> **Your goal**: Find the word "this" in the listing, and copy out each line where it turns up.

▶

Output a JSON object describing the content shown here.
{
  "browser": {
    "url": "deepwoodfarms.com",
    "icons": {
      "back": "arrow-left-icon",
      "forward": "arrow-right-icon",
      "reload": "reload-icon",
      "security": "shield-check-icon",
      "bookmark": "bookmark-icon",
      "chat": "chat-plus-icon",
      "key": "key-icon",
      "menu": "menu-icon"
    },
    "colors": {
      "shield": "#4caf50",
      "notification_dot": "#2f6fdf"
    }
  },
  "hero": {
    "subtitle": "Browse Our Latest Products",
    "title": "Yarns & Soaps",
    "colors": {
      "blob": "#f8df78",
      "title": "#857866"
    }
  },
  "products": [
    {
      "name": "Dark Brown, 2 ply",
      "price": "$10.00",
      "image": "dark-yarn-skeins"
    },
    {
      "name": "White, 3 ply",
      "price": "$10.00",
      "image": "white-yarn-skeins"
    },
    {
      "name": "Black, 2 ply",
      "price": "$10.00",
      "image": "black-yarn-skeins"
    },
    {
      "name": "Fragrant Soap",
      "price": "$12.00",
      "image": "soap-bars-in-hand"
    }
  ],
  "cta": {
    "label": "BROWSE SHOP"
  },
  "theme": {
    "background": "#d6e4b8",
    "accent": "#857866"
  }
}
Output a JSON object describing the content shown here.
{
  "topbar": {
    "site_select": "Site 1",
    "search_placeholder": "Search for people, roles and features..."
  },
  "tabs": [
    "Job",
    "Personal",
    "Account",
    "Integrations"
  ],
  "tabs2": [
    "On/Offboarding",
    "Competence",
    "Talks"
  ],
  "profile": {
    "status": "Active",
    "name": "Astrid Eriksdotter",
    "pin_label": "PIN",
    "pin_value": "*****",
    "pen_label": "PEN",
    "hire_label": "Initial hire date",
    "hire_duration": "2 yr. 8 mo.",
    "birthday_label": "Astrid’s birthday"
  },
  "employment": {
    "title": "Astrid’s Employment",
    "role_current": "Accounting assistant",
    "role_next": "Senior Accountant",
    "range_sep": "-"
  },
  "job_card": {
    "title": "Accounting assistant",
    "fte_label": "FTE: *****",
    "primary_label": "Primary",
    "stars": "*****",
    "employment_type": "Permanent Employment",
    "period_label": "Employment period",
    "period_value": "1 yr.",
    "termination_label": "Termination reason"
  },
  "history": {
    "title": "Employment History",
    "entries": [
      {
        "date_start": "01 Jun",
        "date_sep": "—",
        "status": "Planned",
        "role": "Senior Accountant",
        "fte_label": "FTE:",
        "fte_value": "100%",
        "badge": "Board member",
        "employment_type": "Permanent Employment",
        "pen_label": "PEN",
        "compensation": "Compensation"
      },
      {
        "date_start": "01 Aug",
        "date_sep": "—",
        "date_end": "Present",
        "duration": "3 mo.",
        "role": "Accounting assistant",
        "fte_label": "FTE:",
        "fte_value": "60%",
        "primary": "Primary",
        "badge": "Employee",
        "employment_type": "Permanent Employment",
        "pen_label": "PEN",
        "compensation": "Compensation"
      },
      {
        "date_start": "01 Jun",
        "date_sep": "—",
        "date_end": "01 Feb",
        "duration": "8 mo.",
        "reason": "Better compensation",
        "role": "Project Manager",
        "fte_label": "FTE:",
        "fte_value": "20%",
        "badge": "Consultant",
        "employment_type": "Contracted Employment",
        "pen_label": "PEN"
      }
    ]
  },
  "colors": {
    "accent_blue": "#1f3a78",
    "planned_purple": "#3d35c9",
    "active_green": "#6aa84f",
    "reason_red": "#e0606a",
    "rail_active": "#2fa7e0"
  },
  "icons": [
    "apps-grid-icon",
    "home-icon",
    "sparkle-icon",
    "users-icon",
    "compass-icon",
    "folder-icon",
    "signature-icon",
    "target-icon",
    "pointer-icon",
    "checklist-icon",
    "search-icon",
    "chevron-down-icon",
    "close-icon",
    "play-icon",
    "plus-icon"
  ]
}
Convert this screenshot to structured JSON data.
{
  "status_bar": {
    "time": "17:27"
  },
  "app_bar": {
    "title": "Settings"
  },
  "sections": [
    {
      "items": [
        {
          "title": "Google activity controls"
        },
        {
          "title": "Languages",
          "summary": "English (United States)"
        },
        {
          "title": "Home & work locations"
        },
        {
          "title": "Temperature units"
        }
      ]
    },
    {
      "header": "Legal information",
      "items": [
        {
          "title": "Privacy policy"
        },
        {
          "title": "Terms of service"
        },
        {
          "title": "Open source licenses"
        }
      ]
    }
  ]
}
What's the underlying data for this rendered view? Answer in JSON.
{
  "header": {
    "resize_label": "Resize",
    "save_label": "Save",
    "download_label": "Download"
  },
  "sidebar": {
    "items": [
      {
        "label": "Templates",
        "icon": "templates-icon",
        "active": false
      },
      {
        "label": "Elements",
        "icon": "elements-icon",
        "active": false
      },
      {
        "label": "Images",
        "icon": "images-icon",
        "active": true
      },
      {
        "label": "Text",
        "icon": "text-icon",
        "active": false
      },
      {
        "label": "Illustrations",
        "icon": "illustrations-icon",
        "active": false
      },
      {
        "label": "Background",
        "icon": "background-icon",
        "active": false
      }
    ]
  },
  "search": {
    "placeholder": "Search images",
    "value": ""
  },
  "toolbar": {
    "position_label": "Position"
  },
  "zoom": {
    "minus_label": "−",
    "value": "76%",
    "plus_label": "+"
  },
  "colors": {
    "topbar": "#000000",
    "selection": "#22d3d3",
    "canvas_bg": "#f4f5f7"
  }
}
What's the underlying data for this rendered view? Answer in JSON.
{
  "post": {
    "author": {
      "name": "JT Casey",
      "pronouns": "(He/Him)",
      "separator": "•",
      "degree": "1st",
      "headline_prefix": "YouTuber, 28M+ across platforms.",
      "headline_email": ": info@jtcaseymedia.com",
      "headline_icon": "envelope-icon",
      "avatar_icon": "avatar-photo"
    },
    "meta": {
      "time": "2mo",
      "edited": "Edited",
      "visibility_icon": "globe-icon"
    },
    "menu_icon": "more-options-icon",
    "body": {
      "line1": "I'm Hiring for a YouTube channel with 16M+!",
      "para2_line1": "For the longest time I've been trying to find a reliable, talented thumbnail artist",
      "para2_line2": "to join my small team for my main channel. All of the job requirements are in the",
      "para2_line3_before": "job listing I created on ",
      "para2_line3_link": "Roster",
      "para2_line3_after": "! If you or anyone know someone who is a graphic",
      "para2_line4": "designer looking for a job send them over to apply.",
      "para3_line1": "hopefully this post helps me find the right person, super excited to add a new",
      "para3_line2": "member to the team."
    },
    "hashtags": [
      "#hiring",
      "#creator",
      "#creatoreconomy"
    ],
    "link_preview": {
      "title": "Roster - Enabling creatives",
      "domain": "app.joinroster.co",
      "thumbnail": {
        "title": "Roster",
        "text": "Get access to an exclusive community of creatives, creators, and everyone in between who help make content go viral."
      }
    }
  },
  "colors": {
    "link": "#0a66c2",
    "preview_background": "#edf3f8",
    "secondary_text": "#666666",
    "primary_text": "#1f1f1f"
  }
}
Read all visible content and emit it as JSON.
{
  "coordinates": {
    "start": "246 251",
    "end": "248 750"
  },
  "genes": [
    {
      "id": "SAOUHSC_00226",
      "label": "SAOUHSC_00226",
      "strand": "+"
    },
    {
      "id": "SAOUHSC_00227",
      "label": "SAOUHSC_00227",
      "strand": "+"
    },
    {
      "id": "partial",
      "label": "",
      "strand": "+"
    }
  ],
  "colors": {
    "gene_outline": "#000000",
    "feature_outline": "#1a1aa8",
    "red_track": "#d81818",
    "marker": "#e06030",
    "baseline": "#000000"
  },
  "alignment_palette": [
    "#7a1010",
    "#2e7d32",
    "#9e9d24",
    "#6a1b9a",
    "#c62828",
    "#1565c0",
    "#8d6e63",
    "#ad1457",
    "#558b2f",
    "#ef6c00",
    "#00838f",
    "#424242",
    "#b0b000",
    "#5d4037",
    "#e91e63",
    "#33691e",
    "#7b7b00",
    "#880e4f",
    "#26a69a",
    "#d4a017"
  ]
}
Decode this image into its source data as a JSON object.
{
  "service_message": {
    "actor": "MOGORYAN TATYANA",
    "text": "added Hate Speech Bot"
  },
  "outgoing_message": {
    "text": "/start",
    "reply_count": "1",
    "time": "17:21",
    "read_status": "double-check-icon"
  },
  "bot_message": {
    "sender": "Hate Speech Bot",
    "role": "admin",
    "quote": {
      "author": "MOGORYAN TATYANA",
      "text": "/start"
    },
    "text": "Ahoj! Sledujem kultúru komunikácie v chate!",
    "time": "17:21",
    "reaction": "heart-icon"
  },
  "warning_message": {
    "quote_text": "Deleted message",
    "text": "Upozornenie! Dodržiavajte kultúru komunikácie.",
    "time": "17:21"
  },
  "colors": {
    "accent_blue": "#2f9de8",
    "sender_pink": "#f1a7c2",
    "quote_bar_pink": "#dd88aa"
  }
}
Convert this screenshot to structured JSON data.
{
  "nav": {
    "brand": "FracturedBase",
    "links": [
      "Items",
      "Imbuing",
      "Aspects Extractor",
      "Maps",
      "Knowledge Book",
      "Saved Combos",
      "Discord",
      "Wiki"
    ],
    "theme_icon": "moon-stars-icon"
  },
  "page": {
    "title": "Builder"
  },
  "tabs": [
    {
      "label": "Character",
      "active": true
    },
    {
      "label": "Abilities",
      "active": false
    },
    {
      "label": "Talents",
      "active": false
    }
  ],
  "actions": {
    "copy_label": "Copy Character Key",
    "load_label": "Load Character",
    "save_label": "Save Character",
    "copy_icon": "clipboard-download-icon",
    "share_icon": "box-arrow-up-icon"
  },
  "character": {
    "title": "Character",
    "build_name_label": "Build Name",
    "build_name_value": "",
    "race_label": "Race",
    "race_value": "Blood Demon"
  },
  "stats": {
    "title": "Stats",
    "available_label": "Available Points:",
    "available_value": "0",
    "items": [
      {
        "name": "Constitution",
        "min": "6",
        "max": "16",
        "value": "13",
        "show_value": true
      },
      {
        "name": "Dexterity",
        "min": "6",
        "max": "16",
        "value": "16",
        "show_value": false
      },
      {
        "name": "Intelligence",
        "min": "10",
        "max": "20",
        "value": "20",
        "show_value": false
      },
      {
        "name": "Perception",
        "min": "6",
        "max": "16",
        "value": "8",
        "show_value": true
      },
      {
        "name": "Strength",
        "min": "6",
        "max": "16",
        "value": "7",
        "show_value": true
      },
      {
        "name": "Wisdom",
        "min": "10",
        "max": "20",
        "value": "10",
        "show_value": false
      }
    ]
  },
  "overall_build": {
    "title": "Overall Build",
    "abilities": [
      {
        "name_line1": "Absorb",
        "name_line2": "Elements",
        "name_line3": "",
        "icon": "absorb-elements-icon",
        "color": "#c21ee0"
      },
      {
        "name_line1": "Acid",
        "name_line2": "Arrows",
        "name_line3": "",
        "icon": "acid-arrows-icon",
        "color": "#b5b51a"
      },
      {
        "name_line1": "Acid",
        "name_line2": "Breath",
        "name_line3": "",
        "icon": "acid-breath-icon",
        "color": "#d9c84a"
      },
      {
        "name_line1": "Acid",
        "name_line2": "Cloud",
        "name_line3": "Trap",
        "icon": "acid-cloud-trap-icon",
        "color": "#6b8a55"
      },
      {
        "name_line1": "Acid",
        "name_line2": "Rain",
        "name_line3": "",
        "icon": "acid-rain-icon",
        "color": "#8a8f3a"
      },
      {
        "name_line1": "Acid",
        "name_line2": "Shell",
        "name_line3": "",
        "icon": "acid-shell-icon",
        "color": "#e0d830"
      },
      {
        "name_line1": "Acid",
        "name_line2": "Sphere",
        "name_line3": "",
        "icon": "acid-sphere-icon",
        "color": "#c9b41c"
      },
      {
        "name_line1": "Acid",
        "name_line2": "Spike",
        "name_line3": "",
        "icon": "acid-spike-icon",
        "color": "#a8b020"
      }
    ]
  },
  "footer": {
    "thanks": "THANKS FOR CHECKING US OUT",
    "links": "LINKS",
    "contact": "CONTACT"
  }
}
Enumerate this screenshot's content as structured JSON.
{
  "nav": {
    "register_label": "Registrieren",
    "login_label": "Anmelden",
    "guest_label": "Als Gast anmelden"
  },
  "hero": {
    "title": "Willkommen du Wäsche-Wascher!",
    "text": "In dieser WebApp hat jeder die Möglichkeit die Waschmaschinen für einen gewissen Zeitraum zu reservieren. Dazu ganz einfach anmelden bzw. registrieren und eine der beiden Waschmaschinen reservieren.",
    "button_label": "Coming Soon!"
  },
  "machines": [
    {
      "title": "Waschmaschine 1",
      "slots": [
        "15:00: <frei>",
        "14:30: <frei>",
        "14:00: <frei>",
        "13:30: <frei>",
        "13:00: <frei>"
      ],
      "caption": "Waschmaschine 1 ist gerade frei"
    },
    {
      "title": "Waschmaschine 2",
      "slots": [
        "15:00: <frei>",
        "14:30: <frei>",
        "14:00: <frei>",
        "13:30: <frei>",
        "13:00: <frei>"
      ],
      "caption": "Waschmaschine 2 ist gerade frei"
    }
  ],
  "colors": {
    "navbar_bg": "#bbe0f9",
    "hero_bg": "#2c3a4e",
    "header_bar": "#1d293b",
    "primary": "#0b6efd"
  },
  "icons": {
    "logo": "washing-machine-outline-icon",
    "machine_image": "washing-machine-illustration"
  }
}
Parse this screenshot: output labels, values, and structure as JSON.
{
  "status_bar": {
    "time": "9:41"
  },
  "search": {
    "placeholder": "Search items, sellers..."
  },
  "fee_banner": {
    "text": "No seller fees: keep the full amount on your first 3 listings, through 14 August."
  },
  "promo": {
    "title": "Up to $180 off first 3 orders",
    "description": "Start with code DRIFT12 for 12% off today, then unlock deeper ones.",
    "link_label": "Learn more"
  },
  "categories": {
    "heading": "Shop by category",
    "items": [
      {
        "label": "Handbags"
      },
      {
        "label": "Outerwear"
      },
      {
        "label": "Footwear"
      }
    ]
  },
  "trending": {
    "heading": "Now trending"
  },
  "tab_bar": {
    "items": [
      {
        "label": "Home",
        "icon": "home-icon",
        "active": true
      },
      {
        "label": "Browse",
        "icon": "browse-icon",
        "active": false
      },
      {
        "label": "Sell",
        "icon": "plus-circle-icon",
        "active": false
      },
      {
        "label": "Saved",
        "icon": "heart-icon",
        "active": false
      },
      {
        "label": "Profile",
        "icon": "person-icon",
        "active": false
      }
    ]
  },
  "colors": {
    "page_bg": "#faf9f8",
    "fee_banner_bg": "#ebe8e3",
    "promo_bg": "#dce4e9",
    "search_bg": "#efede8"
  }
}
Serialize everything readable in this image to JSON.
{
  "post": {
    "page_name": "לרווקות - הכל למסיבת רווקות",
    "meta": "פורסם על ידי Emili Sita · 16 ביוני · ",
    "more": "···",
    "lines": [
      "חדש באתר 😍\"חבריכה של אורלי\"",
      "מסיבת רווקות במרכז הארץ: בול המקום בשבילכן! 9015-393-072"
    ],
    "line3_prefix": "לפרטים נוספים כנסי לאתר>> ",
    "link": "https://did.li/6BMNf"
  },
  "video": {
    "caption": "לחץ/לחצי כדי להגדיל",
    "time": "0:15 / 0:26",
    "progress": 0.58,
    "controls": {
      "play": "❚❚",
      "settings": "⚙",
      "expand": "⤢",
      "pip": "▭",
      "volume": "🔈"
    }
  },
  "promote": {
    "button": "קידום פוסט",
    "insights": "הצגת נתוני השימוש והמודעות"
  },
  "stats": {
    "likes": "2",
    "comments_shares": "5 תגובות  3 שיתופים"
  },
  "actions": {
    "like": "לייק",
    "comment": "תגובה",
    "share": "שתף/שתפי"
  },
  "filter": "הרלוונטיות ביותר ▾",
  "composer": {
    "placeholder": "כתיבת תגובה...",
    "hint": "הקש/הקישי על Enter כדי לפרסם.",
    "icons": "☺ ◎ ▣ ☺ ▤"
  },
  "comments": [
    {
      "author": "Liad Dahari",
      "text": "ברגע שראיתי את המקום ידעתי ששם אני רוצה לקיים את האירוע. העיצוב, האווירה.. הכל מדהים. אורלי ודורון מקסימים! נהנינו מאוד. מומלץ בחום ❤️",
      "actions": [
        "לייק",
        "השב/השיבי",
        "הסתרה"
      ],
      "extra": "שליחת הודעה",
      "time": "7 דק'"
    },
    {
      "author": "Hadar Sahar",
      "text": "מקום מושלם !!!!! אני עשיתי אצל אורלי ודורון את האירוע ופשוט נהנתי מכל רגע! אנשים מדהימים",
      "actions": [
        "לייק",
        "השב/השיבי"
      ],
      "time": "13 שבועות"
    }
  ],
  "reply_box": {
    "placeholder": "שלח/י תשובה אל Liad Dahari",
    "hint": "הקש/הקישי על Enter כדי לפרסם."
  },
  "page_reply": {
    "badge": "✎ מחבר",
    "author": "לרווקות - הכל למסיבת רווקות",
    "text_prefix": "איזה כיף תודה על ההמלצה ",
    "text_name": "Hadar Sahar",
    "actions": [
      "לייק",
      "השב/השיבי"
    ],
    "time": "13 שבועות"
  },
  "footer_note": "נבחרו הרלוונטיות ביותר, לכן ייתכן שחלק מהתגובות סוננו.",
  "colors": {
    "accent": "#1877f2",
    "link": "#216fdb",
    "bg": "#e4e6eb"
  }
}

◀

> **Solution**:
Convert this screenshot to structured JSON data.
What's the underlying data for this rendered view? Answer in JSON.
What's the underlying data for this rendered view? Answer in JSON.
      "para3_line1": "hopefully this post helps me find the right person, super excited to add a new",
Decode this image into its source data as a JSON object.
Convert this screenshot to structured JSON data.
Enumerate this screenshot's content as structured JSON.
Parse this screenshot: output labels, values, and structure as JSON.
Serialize everything readable in this image to JSON.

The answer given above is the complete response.